Assignment »
No pictures in the copy, please: retype all the records exactly.

━━━━━━

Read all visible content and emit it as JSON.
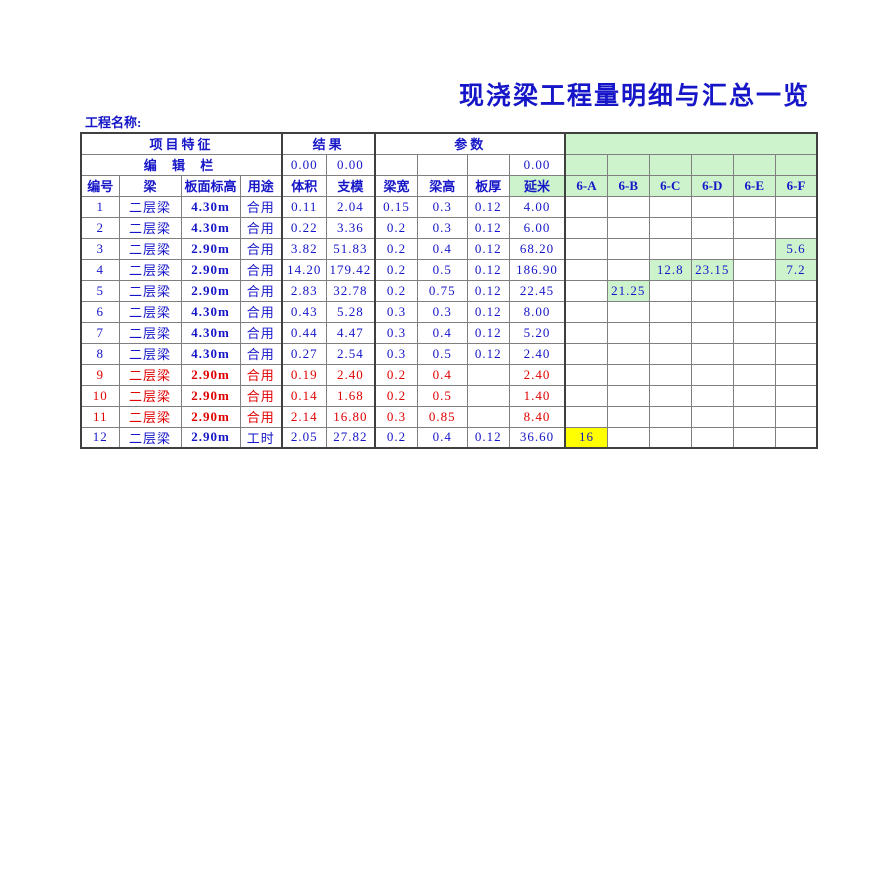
{
  "document": {
    "title": "现浇梁工程量明细与汇总一览",
    "project_label": "工程名称:"
  },
  "table": {
    "group_headers": {
      "feature": "项目特征",
      "result": "结果",
      "parameter": "参数",
      "blank": ""
    },
    "edit_row": {
      "label": "编  辑  栏",
      "volume": "0.00",
      "formwork": "0.00",
      "beam_width": "",
      "beam_height": "",
      "slab_thickness": "",
      "length": "0.00"
    },
    "columns": [
      "编号",
      "梁",
      "板面标高",
      "用途",
      "体积",
      "支模",
      "梁宽",
      "梁高",
      "板厚",
      "延米",
      "6-A",
      "6-B",
      "6-C",
      "6-D",
      "6-E",
      "6-F"
    ],
    "rows": [
      {
        "no": "1",
        "beam": "二层梁",
        "elev": "4.30m",
        "use": "合用",
        "volume": "0.11",
        "formwork": "2.04",
        "bw": "0.15",
        "bh": "0.3",
        "slab": "0.12",
        "length": "4.00",
        "g": [
          "",
          "",
          "",
          "",
          "",
          ""
        ],
        "volume_small": false,
        "formwork_small": false,
        "red": false
      },
      {
        "no": "2",
        "beam": "二层梁",
        "elev": "4.30m",
        "use": "合用",
        "volume": "0.22",
        "formwork": "3.36",
        "bw": "0.2",
        "bh": "0.3",
        "slab": "0.12",
        "length": "6.00",
        "g": [
          "",
          "",
          "",
          "",
          "",
          ""
        ],
        "volume_small": false,
        "formwork_small": true,
        "red": false
      },
      {
        "no": "3",
        "beam": "二层梁",
        "elev": "2.90m",
        "use": "合用",
        "volume": "3.82",
        "formwork": "51.83",
        "bw": "0.2",
        "bh": "0.4",
        "slab": "0.12",
        "length": "68.20",
        "g": [
          "",
          "",
          "",
          "",
          "",
          "5.6"
        ],
        "volume_small": false,
        "formwork_small": true,
        "red": false
      },
      {
        "no": "4",
        "beam": "二层梁",
        "elev": "2.90m",
        "use": "合用",
        "volume": "14.20",
        "formwork": "179.42",
        "bw": "0.2",
        "bh": "0.5",
        "slab": "0.12",
        "length": "186.90",
        "g": [
          "",
          "",
          "12.8",
          "23.15",
          "",
          "7.2"
        ],
        "volume_small": true,
        "formwork_small": true,
        "red": false
      },
      {
        "no": "5",
        "beam": "二层梁",
        "elev": "2.90m",
        "use": "合用",
        "volume": "2.83",
        "formwork": "32.78",
        "bw": "0.2",
        "bh": "0.75",
        "slab": "0.12",
        "length": "22.45",
        "g": [
          "",
          "21.25",
          "",
          "",
          "",
          ""
        ],
        "volume_small": false,
        "formwork_small": true,
        "red": false
      },
      {
        "no": "6",
        "beam": "二层梁",
        "elev": "4.30m",
        "use": "合用",
        "volume": "0.43",
        "formwork": "5.28",
        "bw": "0.3",
        "bh": "0.3",
        "slab": "0.12",
        "length": "8.00",
        "g": [
          "",
          "",
          "",
          "",
          "",
          ""
        ],
        "volume_small": false,
        "formwork_small": false,
        "red": false
      },
      {
        "no": "7",
        "beam": "二层梁",
        "elev": "4.30m",
        "use": "合用",
        "volume": "0.44",
        "formwork": "4.47",
        "bw": "0.3",
        "bh": "0.4",
        "slab": "0.12",
        "length": "5.20",
        "g": [
          "",
          "",
          "",
          "",
          "",
          ""
        ],
        "volume_small": false,
        "formwork_small": false,
        "red": false
      },
      {
        "no": "8",
        "beam": "二层梁",
        "elev": "4.30m",
        "use": "合用",
        "volume": "0.27",
        "formwork": "2.54",
        "bw": "0.3",
        "bh": "0.5",
        "slab": "0.12",
        "length": "2.40",
        "g": [
          "",
          "",
          "",
          "",
          "",
          ""
        ],
        "volume_small": false,
        "formwork_small": false,
        "red": false
      },
      {
        "no": "9",
        "beam": "二层梁",
        "elev": "2.90m",
        "use": "合用",
        "volume": "0.19",
        "formwork": "2.40",
        "bw": "0.2",
        "bh": "0.4",
        "slab": "",
        "length": "2.40",
        "g": [
          "",
          "",
          "",
          "",
          "",
          ""
        ],
        "volume_small": false,
        "formwork_small": false,
        "red": true
      },
      {
        "no": "10",
        "beam": "二层梁",
        "elev": "2.90m",
        "use": "合用",
        "volume": "0.14",
        "formwork": "1.68",
        "bw": "0.2",
        "bh": "0.5",
        "slab": "",
        "length": "1.40",
        "g": [
          "",
          "",
          "",
          "",
          "",
          ""
        ],
        "volume_small": false,
        "formwork_small": false,
        "red": true
      },
      {
        "no": "11",
        "beam": "二层梁",
        "elev": "2.90m",
        "use": "合用",
        "volume": "2.14",
        "formwork": "16.80",
        "bw": "0.3",
        "bh": "0.85",
        "slab": "",
        "length": "8.40",
        "g": [
          "",
          "",
          "",
          "",
          "",
          ""
        ],
        "volume_small": false,
        "formwork_small": true,
        "red": true
      },
      {
        "no": "12",
        "beam": "二层梁",
        "elev": "2.90m",
        "use": "工时",
        "volume": "2.05",
        "formwork": "27.82",
        "bw": "0.2",
        "bh": "0.4",
        "slab": "0.12",
        "length": "36.60",
        "g": [
          "16",
          "",
          "",
          "",
          "",
          ""
        ],
        "volume_small": false,
        "formwork_small": true,
        "red": false
      }
    ],
    "highlight": {
      "green": "#ccf3cc",
      "yellow": "#ffff00",
      "text": "#1616c8",
      "red_text": "#e00000"
    }
  }
}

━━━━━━

Task response »
Read all visible content and emit it as JSON.
{
  "document": {
    "title": "现浇梁工程量明细与汇总一览",
    "project_label": "工程名称:"
  },
  "table": {
    "group_headers": {
      "feature": "项目特征",
      "result": "结果",
      "parameter": "参数",
      "blank": ""
    },
    "edit_row": {
      "label": "编  辑  栏",
      "volume": "0.00",
      "formwork": "0.00",
      "beam_width": "",
      "beam_height": "",
      "slab_thickness": "",
      "length": "0.00"
    },
    "columns": [
      "编号",
      "梁",
      "板面标高",
      "用途",
      "体积",
      "支模",
      "梁宽",
      "梁高",
      "板厚",
      "延米",
      "6-A",
      "6-B",
      "6-C",
      "6-D",
      "6-E",
      "6-F"
    ],
    "rows": [
      {
        "no": "1",
        "beam": "二层梁",
        "elev": "4.30m",
        "use": "合用",
        "volume": "0.11",
        "formwork": "2.04",
        "bw": "0.15",
        "bh": "0.3",
        "slab": "0.12",
        "length": "4.00",
        "g": [
          "",
          "",
          "",
          "",
          "",
          ""
        ],
        "volume_small": false,
        "formwork_small": false,
        "red": false
      },
      {
        "no": "2",
        "beam": "二层梁",
        "elev": "4.30m",
        "use": "合用",
        "volume": "0.22",
        "formwork": "3.36",
        "bw": "0.2",
        "bh": "0.3",
        "slab": "0.12",
        "length": "6.00",
        "g": [
          "",
          "",
          "",
          "",
          "",
          ""
        ],
        "volume_small": false,
        "formwork_small": true,
        "red": false
      },
      {
        "no": "3",
        "beam": "二层梁",
        "elev": "2.90m",
        "use": "合用",
        "volume": "3.82",
        "formwork": "51.83",
        "bw": "0.2",
        "bh": "0.4",
        "slab": "0.12",
        "length": "68.20",
        "g": [
          "",
          "",
          "",
          "",
          "",
          "5.6"
        ],
        "volume_small": false,
        "formwork_small": true,
        "red": false
      },
      {
        "no": "4",
        "beam": "二层梁",
        "elev": "2.90m",
        "use": "合用",
        "volume": "14.20",
        "formwork": "179.42",
        "bw": "0.2",
        "bh": "0.5",
        "slab": "0.12",
        "length": "186.90",
        "g": [
          "",
          "",
          "12.8",
          "23.15",
          "",
          "7.2"
        ],
        "volume_small": true,
        "formwork_small": true,
        "red": false
      },
      {
        "no": "5",
        "beam": "二层梁",
        "elev": "2.90m",
        "use": "合用",
        "volume": "2.83",
        "formwork": "32.78",
        "bw": "0.2",
        "bh": "0.75",
        "slab": "0.12",
        "length": "22.45",
        "g": [
          "",
          "21.25",
          "",
          "",
          "",
          ""
        ],
        "volume_small": false,
        "formwork_small": true,
        "red": false
      },
      {
        "no": "6",
        "beam": "二层梁",
        "elev": "4.30m",
        "use": "合用",
        "volume": "0.43",
        "formwork": "5.28",
        "bw": "0.3",
        "bh": "0.3",
        "slab": "0.12",
        "length": "8.00",
        "g": [
          "",
          "",
          "",
          "",
          "",
          ""
        ],
        "volume_small": false,
        "formwork_small": false,
        "red": false
      },
      {
        "no": "7",
        "beam": "二层梁",
        "elev": "4.30m",
        "use": "合用",
        "volume": "0.44",
        "formwork": "4.47",
        "bw": "0.3",
        "bh": "0.4",
        "slab": "0.12",
        "length": "5.20",
        "g": [
          "",
          "",
          "",
          "",
          "",
          ""
        ],
        "volume_small": false,
        "formwork_small": false,
        "red": false
      },
      {
        "no": "8",
        "beam": "二层梁",
        "elev": "4.30m",
        "use": "合用",
        "volume": "0.27",
        "formwork": "2.54",
        "bw": "0.3",
        "bh": "0.5",
        "slab": "0.12",
        "length": "2.40",
        "g": [
          "",
          "",
          "",
          "",
          "",
          ""
        ],
        "volume_small": false,
        "formwork_small": false,
        "red": false
      },
      {
        "no": "9",
        "beam": "二层梁",
        "elev": "2.90m",
        "use": "合用",
        "volume": "0.19",
        "formwork": "2.40",
        "bw": "0.2",
        "bh": "0.4",
        "slab": "",
        "length": "2.40",
        "g": [
          "",
          "",
          "",
          "",
          "",
          ""
        ],
        "volume_small": false,
        "formwork_small": false,
        "red": true
      },
      {
        "no": "10",
        "beam": "二层梁",
        "elev": "2.90m",
        "use": "合用",
        "volume": "0.14",
        "formwork": "1.68",
        "bw": "0.2",
        "bh": "0.5",
        "slab": "",
        "length": "1.40",
        "g": [
          "",
          "",
          "",
          "",
          "",
          ""
        ],
        "volume_small": false,
        "formwork_small": false,
        "red": true
      },
      {
        "no": "11",
        "beam": "二层梁",
        "elev": "2.90m",
        "use": "合用",
        "volume": "2.14",
        "formwork": "16.80",
        "bw": "0.3",
        "bh": "0.85",
        "slab": "",
        "length": "8.40",
        "g": [
          "",
          "",
          "",
          "",
          "",
          ""
        ],
        "volume_small": false,
        "formwork_small": true,
        "red": true
      },
      {
        "no": "12",
        "beam": "二层梁",
        "elev": "2.90m",
        "use": "工时",
        "volume": "2.05",
        "formwork": "27.82",
        "bw": "0.2",
        "bh": "0.4",
        "slab": "0.12",
        "length": "36.60",
        "g": [
          "16",
          "",
          "",
          "",
          "",
          ""
        ],
        "volume_small": false,
        "formwork_small": true,
        "red": false
      }
    ],
    "highlight": {
      "green": "#ccf3cc",
      "yellow": "#ffff00",
      "text": "#1616c8",
      "red_text": "#e00000"
    }
  }
}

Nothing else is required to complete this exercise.